The entries below are to be repeated verbatim, in full.

Excerpts from a dataset
=======

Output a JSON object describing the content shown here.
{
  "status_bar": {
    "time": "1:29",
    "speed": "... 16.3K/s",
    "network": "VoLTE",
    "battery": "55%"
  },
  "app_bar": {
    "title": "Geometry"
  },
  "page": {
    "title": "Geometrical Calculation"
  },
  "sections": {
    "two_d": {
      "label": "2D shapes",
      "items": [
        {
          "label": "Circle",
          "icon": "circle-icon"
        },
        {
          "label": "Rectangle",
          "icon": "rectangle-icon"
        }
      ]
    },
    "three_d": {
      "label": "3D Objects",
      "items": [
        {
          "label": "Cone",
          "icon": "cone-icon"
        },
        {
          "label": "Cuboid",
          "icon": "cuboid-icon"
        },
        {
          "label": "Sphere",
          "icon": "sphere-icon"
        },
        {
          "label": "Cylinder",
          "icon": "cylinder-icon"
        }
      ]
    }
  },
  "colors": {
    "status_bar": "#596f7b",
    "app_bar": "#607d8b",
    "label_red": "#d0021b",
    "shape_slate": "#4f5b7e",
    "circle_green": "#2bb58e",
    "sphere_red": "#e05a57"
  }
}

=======

■ Answer ■
Output a JSON object describing the content shown here.
{
  "status_bar": {
    "time": "1:29",
    "speed": "... 16.3K/s",
    "network": "VoLTE",
    "battery": "55%"
  },
  "app_bar": {
    "title": "Geometry"
  },
  "page": {
    "title": "Geometrical Calculation"
  },
  "sections": {
    "two_d": {
      "label": "2D shapes",
      "items": [
        {
          "label": "Circle",
          "icon": "circle-icon"
        },
        {
          "label": "Rectangle",
          "icon": "rectangle-icon"
        }
      ]
    },
    "three_d": {
      "label": "3D Objects",
      "items": [
        {
          "label": "Cone",
          "icon": "cone-icon"
        },
        {
          "label": "Cuboid",
          "icon": "cuboid-icon"
        },
        {
          "label": "Sphere",
          "icon": "sphere-icon"
        },
        {
          "label": "Cylinder",
          "icon": "cylinder-icon"
        }
      ]
    }
  },
  "colors": {
    "status_bar": "#596f7b",
    "app_bar": "#607d8b",
    "label_red": "#d0021b",
    "shape_slate": "#4f5b7e",
    "circle_green": "#2bb58e",
    "sphere_red": "#e05a57"
  }
}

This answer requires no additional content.